Stubborn rings in the bathtub, crusty boilers and taps that just refuse to clean. These are all signs of limescale build-up. But just what exactly is limescale, and why does it lead to a catalogue of plumbing problems?
Rainwater naturally contains few impurities and remains ‘soft’ if it runs over rocks such as slate or granite. But if rainwater flows through soft rocks such as chalk or limestone, it absorbs calcium and other minerals and becomes ‘hard’ water. The British landscape is dominated by soft rocks and six homes in every 10 are supplied with hard water.
Hard water becomes a major problem when it’s heated above 55°C or left to stand for a long period of time. Mineral deposits begin to form as the water evaporates and covers hard surfaces such as taps and kettles, which can be difficult to remove.
The most damaging effects of limescale, however, can go unnoticed for years. Hard water has around 300mg of dissolved minerals in every litre, meaning that a four-person household can be subject to 70kg of limescale every year. The pesky deposits stay hidden inside plumbing systems and central heating pipes, until problems such as failing boilers and blocked drains highlight the problem.

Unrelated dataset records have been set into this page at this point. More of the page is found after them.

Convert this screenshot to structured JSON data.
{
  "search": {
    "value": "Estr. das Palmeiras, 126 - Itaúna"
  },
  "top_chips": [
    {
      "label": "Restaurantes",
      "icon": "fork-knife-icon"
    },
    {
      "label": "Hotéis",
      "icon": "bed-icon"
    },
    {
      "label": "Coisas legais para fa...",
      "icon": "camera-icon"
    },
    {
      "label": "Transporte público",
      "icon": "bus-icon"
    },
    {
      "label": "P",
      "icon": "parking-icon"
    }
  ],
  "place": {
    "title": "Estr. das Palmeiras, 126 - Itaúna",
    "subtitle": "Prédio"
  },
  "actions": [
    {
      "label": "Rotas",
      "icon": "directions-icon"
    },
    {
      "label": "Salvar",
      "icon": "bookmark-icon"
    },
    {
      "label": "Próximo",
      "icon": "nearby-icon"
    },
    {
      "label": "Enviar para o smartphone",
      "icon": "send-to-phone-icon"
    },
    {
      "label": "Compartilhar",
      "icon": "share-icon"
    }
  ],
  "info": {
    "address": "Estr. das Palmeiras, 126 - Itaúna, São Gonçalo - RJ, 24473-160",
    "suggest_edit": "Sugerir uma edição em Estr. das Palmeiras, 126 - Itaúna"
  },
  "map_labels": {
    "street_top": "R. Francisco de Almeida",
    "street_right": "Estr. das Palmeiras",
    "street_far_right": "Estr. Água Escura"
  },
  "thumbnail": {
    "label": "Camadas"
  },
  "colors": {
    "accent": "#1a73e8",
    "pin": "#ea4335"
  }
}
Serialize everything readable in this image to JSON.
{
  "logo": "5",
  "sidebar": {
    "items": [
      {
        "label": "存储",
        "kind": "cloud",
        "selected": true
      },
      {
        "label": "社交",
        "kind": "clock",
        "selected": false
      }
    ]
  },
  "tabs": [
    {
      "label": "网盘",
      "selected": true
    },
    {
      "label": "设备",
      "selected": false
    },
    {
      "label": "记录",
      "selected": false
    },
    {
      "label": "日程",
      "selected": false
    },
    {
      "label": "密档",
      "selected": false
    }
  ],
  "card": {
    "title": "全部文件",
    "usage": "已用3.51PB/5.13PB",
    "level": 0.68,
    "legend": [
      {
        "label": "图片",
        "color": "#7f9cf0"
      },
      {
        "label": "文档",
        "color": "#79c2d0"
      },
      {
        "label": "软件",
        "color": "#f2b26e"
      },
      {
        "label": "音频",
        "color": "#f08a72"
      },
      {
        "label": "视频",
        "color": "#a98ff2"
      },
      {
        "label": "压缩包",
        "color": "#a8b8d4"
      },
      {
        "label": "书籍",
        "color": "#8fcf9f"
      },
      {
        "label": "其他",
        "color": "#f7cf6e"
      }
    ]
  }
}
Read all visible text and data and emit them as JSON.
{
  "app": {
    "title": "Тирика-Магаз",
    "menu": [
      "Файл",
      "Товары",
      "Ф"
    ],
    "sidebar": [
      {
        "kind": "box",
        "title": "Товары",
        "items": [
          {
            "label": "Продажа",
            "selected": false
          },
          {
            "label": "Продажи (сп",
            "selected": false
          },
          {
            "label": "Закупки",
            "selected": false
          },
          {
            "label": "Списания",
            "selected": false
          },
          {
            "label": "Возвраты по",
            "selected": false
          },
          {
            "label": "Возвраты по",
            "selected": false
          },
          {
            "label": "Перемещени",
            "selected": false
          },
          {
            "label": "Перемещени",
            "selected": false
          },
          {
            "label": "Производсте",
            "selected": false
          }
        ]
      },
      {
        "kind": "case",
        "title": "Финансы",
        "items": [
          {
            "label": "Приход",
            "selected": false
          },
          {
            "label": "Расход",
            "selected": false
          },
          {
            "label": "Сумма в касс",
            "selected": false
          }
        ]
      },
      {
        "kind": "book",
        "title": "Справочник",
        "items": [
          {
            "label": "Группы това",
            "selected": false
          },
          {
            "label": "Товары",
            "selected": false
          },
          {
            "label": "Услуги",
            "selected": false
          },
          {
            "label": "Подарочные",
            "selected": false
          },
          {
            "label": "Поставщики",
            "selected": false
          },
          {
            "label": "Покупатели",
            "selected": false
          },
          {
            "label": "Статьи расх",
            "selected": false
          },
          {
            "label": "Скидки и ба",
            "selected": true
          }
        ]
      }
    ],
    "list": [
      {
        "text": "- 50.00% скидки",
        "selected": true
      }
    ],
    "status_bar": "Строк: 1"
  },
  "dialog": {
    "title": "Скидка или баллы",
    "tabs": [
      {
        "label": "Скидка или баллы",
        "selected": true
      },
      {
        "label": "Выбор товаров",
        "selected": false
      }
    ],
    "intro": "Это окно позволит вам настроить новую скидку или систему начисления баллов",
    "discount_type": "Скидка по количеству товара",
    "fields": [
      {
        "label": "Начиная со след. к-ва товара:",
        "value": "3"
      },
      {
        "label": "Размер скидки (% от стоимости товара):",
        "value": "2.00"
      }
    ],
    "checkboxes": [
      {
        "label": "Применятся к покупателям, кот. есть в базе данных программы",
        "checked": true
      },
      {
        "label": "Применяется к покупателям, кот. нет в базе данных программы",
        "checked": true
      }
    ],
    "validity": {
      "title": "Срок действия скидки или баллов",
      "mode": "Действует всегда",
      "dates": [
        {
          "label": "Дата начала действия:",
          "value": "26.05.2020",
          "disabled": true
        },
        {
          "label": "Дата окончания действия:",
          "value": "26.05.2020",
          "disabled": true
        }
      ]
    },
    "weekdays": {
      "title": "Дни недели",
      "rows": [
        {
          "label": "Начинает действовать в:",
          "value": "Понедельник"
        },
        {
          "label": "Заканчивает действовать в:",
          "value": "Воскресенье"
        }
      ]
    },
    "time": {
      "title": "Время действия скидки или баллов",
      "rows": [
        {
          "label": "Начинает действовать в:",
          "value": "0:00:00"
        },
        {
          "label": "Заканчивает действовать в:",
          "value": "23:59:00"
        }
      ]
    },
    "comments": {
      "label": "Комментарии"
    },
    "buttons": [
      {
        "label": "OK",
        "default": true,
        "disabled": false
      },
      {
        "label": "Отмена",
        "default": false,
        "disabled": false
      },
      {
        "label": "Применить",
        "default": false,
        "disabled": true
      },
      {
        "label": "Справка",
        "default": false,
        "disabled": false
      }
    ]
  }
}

Limescale can also increase the cost of energy bills. Deposits coat the elements in washing machines, dishwashers and boilers as well as the kettle, making them less energy-efficient. According to British Water*, just a 1.6mm coating of limescale on a domestic heating element can make an appliance 12% less effective. Not only does this make appliances more expensive to run, it also causes them to wear down more quickly or even burn out suddenly without warning.
The quickest and cheapest way to deal with limescale is with a homemade cleaning solution. Malt vinegar and lemon juice will dissolve thin layers of mineral deposits on kettles and taps, but are not practical solutions for cleaning a larger appliance such as a washing machine.
A more effective solution is to treat hard water before it enters pipes or appliances. Water softening tablets swap the calcium in hard water for sodium, which is more likely to stay dissolved when heated.
Water conditioning is the most recent high-tech tool in the battle against limescale. Hard water is exposed to a low level magnetic field, which causes the mineral impurities to come together in one mass. These clumps provide a surface for dissolved minerals to cling to when water is heated or left to stand, which prevent them from sticking to hard surfaces such as pipes. To find out more information on getting rid of limescale or to help you deal with this issue effectively, contact a plumber in your local area.